Father Leonid’s bright intellect and strong ecclesiastical erudition, molded by his upbringing in a priestly family and schooling at the Kyiv Theological Academy, quickly brought him to the forefront of North American clergy. As one of Saint Tikhon’s closest advisors, he was elected chairman of the First All-American Sobor (Council), held in Mayfield, PA in 1907. At this and subsequent councils, his leadership guided the continuing formulation of the Church’s ongoing missionary vision in North America.
When the seminary was relocated to Tenafly, NJ in 1912, Father Leonid moved east, continuing his work at the seminary and eventually succeeding Saint Alexander Hotovitzky as dean of New York City’s Saint Nicholas Cathedral and editor of the American Orthodox Messenger, the Church’s official periodical.
Father Leonid was one of two priests selected to join Archbishop Evdokim in representing the North American Diocese at the All-Russian Church Council in Moscow in 1917-1918, at which he championed the restoration of the patriarchal system of Church governance abolished by Tsar Peter the Great two centuries earlier.
After the council, Father Leonid returned to America via Siberia, witnessing along the way the horrors the newly-established Bolshevik regime was inflicting on the Church and her faithful. Back in America, Father Leonid’s experiences at the Moscow Council clearly filled him with a vision and model for subsequent All-American Sobors and Church life.
When Father Leonid was widowed in 1925, elevation to the episcopacy was proposed to him almost immediately. Initially, he rejected this out of concern for the continued upbringing of his five children. But in 1933, he accepted monastic tonsure with the name Leonty, and was consecrated Bishop of Chicago. While he had been a hierarch for scarcely more than one year when the Fifth All-American Sobor was convened in November 1934 to elect a
successor to the late Metropolitan Platon, many considered Bishop Leonty as the most viable candidate. However, when the sobor’s delegates debated the proper procedure for electing a Primate, Bishop Leonty suggested that they simply acknowledge the senior hierarch, Archbishop Theophilus, as Primate. To this suggestion, the delegates responded with a resounding cry of “Axios,” electing Archbishop Theophilus.
Until 1950, Bishop Leonty continued shepherding his Midwest flock, while serving as Metropolitan Theophilus’ foremost assistant in guiding the Church through World War II, a decade-long period of ecclesiastical synergy and peace with ROCOR, the reopening of theological seminaries in America, and a failed attempt of ending estrangement from the Church in Russia.
By the time Metropolitan Theophilus died in 1950, the clergy and faithful knew that only Archbishop Leonty could be the next Metropolitan of All America and Canada. Indeed, at the Eighth All-American Sobor in December 1950,
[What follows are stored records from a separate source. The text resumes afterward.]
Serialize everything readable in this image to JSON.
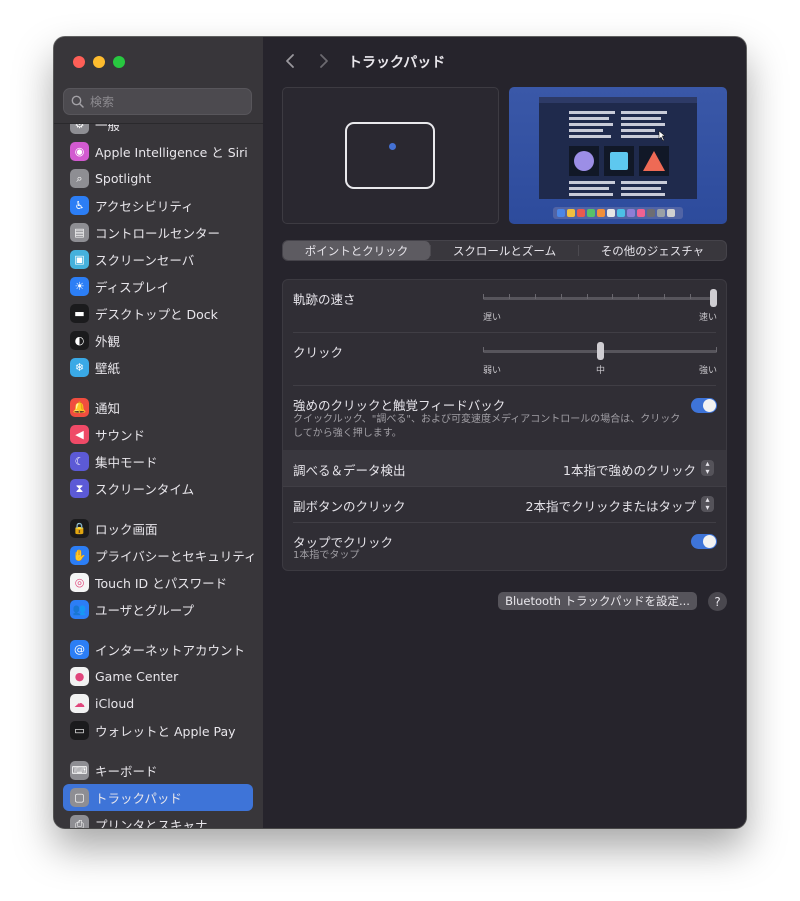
{
  "window": {
    "title": "トラックパッド",
    "search_placeholder": "検索"
  },
  "sidebar": {
    "items": [
      {
        "label": "一般",
        "icon": "gear-icon",
        "color": "#8e8e93"
      },
      {
        "label": "Apple Intelligence と Siri",
        "icon": "siri-icon",
        "color": "#d25ad0"
      },
      {
        "label": "Spotlight",
        "icon": "magnifier-icon",
        "color": "#8e8e93"
      },
      {
        "label": "アクセシビリティ",
        "icon": "accessibility-icon",
        "color": "#2c7ef5"
      },
      {
        "label": "コントロールセンター",
        "icon": "switches-icon",
        "color": "#8e8e93"
      },
      {
        "label": "スクリーンセーバ",
        "icon": "screensaver-icon",
        "color": "#45b1dc"
      },
      {
        "label": "ディスプレイ",
        "icon": "sun-icon",
        "color": "#2c7ef5"
      },
      {
        "label": "デスクトップと Dock",
        "icon": "dock-icon",
        "color": "#1b1b1d"
      },
      {
        "label": "外観",
        "icon": "appearance-icon",
        "color": "#1b1b1d"
      },
      {
        "label": "壁紙",
        "icon": "snowflake-icon",
        "color": "#3aa9e6"
      },
      {
        "label": "通知",
        "icon": "bell-icon",
        "color": "#f04d3f"
      },
      {
        "label": "サウンド",
        "icon": "speaker-icon",
        "color": "#ef4a67"
      },
      {
        "label": "集中モード",
        "icon": "moon-icon",
        "color": "#5c5ad6"
      },
      {
        "label": "スクリーンタイム",
        "icon": "hourglass-icon",
        "color": "#5c5ad6"
      },
      {
        "label": "ロック画面",
        "icon": "lock-icon",
        "color": "#1b1b1d"
      },
      {
        "label": "プライバシーとセキュリティ",
        "icon": "hand-icon",
        "color": "#2c7ef5"
      },
      {
        "label": "Touch ID とパスワード",
        "icon": "fingerprint-icon",
        "color": "#f5f5f5"
      },
      {
        "label": "ユーザとグループ",
        "icon": "users-icon",
        "color": "#2c7ef5"
      },
      {
        "label": "インターネットアカウント",
        "icon": "at-icon",
        "color": "#2c7ef5"
      },
      {
        "label": "Game Center",
        "icon": "gamecenter-icon",
        "color": "#f2f2f2"
      },
      {
        "label": "iCloud",
        "icon": "cloud-icon",
        "color": "#f2f2f2"
      },
      {
        "label": "ウォレットと Apple Pay",
        "icon": "wallet-icon",
        "color": "#1b1b1d"
      },
      {
        "label": "キーボード",
        "icon": "keyboard-icon",
        "color": "#8e8e93"
      },
      {
        "label": "トラックパッド",
        "icon": "trackpad-icon",
        "color": "#8e8e93"
      },
      {
        "label": "プリンタとスキャナ",
        "icon": "printer-icon",
        "color": "#8e8e93"
      }
    ],
    "selected_index": 23
  },
  "tabs": [
    "ポイントとクリック",
    "スクロールとズーム",
    "その他のジェスチャ"
  ],
  "settings": {
    "tracking_speed": {
      "label": "軌跡の速さ",
      "min_label": "遅い",
      "max_label": "速い",
      "value": 1.0
    },
    "click": {
      "label": "クリック",
      "min_label": "弱い",
      "mid_label": "中",
      "max_label": "強い",
      "value": 0.5
    },
    "force_click": {
      "label": "強めのクリックと触覚フィードバック",
      "description_line1": "クイックルック、\"調べる\"、および可変速度メディアコントロールの場合は、クリック",
      "description_line2": "してから強く押します。",
      "enabled": true
    },
    "lookup": {
      "label": "調べる＆データ検出",
      "value": "1本指で強めのクリック"
    },
    "secondary_click": {
      "label": "副ボタンのクリック",
      "value": "2本指でクリックまたはタップ"
    },
    "tap_to_click": {
      "label": "タップでクリック",
      "sub": "1本指でタップ",
      "enabled": true
    }
  },
  "bluetooth_button": "Bluetooth トラックパッドを設定...",
  "help_button": "?",
  "colors": {
    "accent": "#3e74d8",
    "sidebar_bg": "#38363a",
    "main_bg": "#26242c"
  }
}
he was elected Primate by a nearly unanimous vote. During his tenure, structure was given to the Church through the adoption of a governing Statute in 1955. With his blessing, the first English-language parishes were established; various pan-Orthodox initiatives, including the Standing Conference of Canonical Orthodox Bishops in the Americas and the Orthodox Christian Education Commission, were undertaken; and preliminary steps were taken to the heal the rift with the Russian Church, ultimately paving the way to autocephaly for the Orthodox Church in America.
After 15 years of service as Primate, Metropolitan Leonty peacefully fell asleep in the Lord at his residence in Syosset, NY, on May 14, 1965, and was interred at Saint Tikhon’s Monastery, South Canaan, PA. Those who were blessed to have known Metropolitan Leonty cherish his humility, prayerfulness, meekness, dignity, kindness, generosity, forbearance, thoughtfulness, sense of humor, vision, erudition and wisdom.
This biography was written by OCA archivist Alexis Liberovsky and originally appeared in the The Orthodox Church magazine, Vol. 2, No. 7/8, July/August 2006.
The text of the booklet, titled “Essays of Orthodox Theology” may be found here.
May the memory of Metropolitan Leonty be eternal!